A shorter version of this article was originally published online as “The Shame Game: Medieval Adultery, Public Shaming, and Game of Thrones” (June 14, 2015): http://www.longwood.edu/gotcerseishaming.html.

It was reposted by Salon.com, Business Insider, Elite Daily, Entertainment Weekly, The Wrap, Women in the World (New York Times), La Prensa (Peru), Series Adictos (Spain), Game of Thrones Greek Community (Greece), and Spoiler TV (Poland). I am grateful to Asa Simon Mittman and Kevin Whetter for their comments and suggestions regarding this iteration.

[1] George R.R. Martin, Song of Ice and Fire: Vol. 5, A Dance with Dragons (New York: Bantam Books, 2011), 931–41; this is also the final scene of the fifth season of the HBO series Game of Thrones: “Mother’s Mercy,” S5 E10 (June 14, 2015).

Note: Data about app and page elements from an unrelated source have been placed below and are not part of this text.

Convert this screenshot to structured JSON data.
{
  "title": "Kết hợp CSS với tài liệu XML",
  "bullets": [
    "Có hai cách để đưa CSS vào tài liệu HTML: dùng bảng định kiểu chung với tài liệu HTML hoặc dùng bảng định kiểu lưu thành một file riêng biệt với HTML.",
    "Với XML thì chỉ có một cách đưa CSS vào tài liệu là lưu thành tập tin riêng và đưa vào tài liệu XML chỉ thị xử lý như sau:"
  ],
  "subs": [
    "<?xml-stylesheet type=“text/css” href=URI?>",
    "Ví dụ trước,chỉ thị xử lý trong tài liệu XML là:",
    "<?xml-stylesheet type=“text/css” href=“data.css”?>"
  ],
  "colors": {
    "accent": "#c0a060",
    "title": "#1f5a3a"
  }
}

[2] Carolyne Larrington, Winter is Coming: The Medieval World of Game of Thrones (London: I. B. Tauris, 2016), 1.

[3] Larrington, Winter is Coming, 5. Katha Pollitt makes this point in her article “This Season, ‘Game of Thrones’ Cut Deep: In a Fantastically Misogynist Imaginary World, A Highly Qualified Woman gets Close to Winning Power,” The Nation (August 31, 2017), observing that “Daenerys is Hillary Clinton with dragons.” https://www.thenation.com/article/this-season-game-of-thrones-cut-deep/ (accessed August 31, 2017).

[4] The adultery and incest between Cersei and her brother Jamie produces the heirs to the throne that have been passed off as the children of Robert Baratheon. King Robert is killed while hunting boar, having drunk drugged wine to cover this up as other characters close in on the truth. This is major thread running through most of the novels and is alluded to repeatedly. George R.R. Martin, Song of Ice and Fire: Vol. 1, Game of Thrones (New York: Bantam Books, 1997), esp. 485–8, 507–13, and 528 and George R.R. Martin, Song of Ice and Fire: Vol. 2, Clash of Kings (New York: Bantam Books, 1999), 61–2, 410–2.

[5] While Cersei’s punishment comes long after the death of her husband, her adultery and treason are running plot lines throughout the books and the HBO series, and, essentially, it is only when she is in a position of political weakness that she is tried for adultery. She faces other charges but avoids another trial by blowing up the Sept at King’s Landing with most of her political enemies in it at the very end of Season Six: “The Winds of Winter,” S6 E10 (June 26, 2016).